On Thursday, January 20, the provincial government announced outlined steps to gradually ease public health measures as of Monday, January 31, where facilities, programs and services will resume with capacity restrictions (COVID-19: latest updates on the City’s response and service impacts).
The last guided tour leaves at 3:30 p.m.
Benares Historic House is a Georgian-style estate with more than 165 years of history. It features an interpretive gallery, rotating exhibitions and displays, and original family possessions spanning four generations.
Admission is free. A $10 donation is suggested to support educational experiences. To donate, text MUSEUMS to 30333. Terms and conditions apply.

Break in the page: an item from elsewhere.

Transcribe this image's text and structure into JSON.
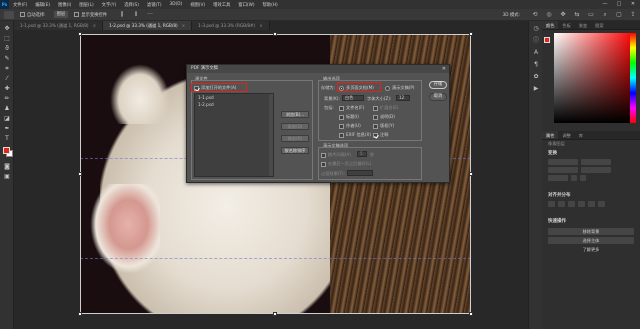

Benares Historic House was built in 1857, although parts of the home and several outbuildings date back to 1837. The house was designated under the Ontario Heritage Act in 1977.
Benares was home to four generations of the Harris and Sayers families. Today, more than 95% of the artifacts on display are original to the Harris family and the home. These include furniture, dishes, letters and pictures.
The house and most of its contents were donated by the great-grandchildren of Captain Harris (Geoffrey Harris Sayers, Dora Sayers Caro and Barbara Sayers Larson). It was restored to reflect daily life in the World War One era and opened to the public as a museum in 1995.
Varanasi, also known as Benares or Banaras, is a city in northern India on the banks of the Ganges River. It’s the holiest of the seven sacred cities in Hinduism and Jainism and also played an important role in the development of Buddhism.
The original owner and builder of Benares Historic House in 1835 was Edgar Neave. He named the property “Benares”. At the time, naming a property after a travel destination was common practice.
As historic sites, some of our spaces do have physical barriers. The top floor and the basement of Benares Historic House have stair access only.